- [Brief]: When a line in the data below includes "icon", pick it out and copy it.

Dataset rows for apps and sites:
┌──

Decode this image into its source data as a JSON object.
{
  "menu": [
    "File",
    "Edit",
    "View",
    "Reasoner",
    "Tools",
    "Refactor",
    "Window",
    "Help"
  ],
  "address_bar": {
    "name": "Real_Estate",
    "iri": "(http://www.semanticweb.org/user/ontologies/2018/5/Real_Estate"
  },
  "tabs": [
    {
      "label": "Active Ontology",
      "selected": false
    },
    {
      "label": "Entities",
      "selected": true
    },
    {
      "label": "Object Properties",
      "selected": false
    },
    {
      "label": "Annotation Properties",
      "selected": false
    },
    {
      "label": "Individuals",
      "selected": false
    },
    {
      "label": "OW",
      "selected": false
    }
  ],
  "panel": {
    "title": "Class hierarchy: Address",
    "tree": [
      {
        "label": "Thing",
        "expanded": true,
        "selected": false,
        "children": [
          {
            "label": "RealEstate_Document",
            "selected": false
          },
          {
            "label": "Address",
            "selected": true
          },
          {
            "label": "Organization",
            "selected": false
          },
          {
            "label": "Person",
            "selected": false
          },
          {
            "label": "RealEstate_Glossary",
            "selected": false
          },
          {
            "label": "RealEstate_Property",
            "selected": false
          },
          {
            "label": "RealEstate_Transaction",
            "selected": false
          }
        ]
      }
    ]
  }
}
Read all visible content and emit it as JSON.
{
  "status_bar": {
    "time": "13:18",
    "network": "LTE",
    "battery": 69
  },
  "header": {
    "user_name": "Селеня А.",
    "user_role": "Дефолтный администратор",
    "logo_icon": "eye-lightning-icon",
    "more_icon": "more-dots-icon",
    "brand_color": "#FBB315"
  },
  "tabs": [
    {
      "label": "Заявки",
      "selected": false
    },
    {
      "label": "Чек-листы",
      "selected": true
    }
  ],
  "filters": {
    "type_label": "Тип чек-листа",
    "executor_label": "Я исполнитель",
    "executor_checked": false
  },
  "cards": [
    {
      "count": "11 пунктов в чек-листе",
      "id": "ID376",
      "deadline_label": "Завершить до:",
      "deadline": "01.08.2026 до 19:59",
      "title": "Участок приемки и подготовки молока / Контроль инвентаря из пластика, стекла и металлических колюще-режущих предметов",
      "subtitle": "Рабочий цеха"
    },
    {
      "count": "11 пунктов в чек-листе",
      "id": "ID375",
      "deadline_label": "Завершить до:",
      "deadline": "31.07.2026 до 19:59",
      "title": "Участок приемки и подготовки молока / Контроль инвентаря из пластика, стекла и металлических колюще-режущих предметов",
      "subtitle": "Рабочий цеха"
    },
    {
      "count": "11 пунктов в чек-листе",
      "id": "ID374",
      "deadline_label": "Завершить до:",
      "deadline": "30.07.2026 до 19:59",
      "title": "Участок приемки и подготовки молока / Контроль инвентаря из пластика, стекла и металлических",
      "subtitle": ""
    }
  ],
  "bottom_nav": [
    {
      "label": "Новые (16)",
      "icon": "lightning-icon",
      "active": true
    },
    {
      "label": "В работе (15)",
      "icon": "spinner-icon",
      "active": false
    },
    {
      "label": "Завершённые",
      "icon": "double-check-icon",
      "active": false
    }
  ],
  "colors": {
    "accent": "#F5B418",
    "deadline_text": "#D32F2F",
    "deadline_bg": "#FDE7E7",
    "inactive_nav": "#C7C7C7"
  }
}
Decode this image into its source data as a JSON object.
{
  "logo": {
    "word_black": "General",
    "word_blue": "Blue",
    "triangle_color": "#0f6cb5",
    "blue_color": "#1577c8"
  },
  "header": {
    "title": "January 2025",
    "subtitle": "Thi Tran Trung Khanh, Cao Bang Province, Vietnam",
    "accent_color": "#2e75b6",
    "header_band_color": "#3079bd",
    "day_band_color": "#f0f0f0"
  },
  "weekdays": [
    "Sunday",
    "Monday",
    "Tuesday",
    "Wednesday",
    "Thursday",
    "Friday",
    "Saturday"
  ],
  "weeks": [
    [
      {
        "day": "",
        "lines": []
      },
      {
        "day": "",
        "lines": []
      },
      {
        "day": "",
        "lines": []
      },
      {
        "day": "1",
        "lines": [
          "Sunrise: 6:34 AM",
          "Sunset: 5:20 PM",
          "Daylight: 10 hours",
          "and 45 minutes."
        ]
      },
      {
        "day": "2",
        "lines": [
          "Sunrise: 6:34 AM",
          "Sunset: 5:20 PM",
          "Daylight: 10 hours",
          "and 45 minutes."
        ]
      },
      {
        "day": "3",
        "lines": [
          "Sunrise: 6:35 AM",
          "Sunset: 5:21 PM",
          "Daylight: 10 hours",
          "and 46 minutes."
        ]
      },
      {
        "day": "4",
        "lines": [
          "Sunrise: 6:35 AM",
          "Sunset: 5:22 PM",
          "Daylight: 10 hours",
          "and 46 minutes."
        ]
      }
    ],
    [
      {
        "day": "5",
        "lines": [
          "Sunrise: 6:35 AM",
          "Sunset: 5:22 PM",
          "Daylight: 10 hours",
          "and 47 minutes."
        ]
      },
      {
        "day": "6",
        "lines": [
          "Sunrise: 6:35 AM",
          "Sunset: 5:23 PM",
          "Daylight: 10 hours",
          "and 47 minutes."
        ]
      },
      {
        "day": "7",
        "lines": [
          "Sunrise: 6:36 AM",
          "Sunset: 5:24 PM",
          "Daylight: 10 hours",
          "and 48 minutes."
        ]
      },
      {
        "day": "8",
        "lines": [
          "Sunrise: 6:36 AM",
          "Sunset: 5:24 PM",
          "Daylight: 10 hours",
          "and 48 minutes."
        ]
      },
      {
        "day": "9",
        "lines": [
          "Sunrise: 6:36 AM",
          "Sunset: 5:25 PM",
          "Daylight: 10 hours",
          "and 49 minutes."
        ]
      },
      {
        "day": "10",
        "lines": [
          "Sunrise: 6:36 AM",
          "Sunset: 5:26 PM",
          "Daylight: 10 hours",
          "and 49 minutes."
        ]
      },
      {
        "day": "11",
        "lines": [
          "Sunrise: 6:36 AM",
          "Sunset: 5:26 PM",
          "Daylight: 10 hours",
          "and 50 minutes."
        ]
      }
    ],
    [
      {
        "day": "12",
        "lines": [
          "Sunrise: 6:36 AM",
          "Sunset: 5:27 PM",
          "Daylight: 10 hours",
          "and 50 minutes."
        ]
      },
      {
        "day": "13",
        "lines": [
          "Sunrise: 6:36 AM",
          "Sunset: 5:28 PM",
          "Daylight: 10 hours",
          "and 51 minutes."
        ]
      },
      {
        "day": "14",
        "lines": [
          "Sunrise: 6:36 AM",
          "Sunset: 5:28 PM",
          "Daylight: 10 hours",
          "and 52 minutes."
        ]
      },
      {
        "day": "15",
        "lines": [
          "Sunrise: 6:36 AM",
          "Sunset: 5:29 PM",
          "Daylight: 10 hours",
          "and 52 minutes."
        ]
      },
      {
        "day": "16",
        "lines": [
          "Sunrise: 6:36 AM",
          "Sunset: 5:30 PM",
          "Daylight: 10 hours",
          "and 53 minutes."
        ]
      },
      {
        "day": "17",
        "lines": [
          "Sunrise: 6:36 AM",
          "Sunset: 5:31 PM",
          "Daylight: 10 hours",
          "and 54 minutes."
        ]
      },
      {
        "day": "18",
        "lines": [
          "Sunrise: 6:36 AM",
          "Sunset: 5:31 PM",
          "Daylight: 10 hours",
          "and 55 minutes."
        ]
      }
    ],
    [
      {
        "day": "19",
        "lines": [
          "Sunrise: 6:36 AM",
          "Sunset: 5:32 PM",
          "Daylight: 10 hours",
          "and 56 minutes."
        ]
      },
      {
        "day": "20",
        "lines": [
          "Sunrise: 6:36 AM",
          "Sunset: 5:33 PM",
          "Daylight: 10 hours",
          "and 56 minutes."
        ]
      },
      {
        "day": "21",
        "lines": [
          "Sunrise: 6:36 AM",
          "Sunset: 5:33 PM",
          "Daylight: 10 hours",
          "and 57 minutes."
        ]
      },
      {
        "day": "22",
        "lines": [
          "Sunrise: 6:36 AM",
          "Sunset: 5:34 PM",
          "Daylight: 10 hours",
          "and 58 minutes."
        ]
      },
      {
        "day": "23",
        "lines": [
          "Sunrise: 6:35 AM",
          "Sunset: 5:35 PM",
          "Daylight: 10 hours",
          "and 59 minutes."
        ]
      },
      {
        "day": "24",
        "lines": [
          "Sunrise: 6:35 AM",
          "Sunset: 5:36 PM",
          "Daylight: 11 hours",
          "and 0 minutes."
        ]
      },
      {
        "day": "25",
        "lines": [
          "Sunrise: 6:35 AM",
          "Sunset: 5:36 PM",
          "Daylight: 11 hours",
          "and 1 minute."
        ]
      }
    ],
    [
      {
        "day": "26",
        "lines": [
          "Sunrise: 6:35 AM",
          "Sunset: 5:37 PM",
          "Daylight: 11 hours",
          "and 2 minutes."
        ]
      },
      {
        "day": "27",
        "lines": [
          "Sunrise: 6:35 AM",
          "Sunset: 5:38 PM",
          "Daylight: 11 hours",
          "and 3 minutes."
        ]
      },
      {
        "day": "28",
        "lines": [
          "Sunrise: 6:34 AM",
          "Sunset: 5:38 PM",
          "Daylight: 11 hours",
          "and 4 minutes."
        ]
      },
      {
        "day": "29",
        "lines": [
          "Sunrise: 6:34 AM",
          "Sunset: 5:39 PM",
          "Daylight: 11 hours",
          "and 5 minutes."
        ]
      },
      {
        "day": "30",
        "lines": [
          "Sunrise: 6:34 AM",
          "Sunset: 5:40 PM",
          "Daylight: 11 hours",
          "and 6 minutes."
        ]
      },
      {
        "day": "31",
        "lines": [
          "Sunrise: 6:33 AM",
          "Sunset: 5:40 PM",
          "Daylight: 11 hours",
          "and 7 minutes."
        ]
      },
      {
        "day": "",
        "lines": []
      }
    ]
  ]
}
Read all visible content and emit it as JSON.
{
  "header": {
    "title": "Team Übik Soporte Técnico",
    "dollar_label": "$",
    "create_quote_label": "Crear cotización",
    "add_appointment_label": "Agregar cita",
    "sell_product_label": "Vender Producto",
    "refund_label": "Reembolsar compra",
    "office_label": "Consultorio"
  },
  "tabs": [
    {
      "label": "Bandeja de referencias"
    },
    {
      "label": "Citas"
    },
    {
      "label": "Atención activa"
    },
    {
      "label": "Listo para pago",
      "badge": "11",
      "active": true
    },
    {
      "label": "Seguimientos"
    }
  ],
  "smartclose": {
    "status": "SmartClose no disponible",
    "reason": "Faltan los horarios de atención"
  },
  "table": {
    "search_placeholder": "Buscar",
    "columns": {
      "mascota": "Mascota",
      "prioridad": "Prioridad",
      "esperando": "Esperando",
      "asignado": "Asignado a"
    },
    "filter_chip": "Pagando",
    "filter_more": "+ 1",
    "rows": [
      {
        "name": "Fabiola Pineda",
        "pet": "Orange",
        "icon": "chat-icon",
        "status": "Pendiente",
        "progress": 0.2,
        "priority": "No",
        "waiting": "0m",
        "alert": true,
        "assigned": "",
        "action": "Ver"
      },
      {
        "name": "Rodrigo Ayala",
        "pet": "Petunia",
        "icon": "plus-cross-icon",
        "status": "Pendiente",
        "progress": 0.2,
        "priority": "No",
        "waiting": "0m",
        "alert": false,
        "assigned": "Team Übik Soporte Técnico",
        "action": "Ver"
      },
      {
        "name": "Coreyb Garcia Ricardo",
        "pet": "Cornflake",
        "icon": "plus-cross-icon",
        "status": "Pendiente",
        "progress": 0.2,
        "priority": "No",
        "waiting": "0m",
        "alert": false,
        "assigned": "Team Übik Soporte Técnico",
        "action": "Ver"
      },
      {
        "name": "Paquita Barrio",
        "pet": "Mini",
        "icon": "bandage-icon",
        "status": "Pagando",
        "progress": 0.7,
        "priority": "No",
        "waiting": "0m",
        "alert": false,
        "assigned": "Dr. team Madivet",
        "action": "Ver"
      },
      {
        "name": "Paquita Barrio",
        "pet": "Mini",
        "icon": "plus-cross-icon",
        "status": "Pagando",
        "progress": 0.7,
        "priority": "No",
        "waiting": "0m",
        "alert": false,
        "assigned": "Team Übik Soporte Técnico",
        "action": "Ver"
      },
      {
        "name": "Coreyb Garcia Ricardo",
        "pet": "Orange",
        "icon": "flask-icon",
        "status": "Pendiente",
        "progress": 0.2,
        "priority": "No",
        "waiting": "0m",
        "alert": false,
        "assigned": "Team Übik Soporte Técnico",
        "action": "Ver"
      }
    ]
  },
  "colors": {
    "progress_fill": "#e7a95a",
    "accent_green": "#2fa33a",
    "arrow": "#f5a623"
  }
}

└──

- [Reply to the task]:
    "logo_icon": "eye-lightning-icon",
    "more_icon": "more-dots-icon",
      "icon": "lightning-icon",
      "icon": "spinner-icon",
      "icon": "double-check-icon",
        "icon": "chat-icon",
        "icon": "plus-cross-icon",
        "icon": "plus-cross-icon",
        "icon": "bandage-icon",
        "icon": "plus-cross-icon",
        "icon": "flask-icon",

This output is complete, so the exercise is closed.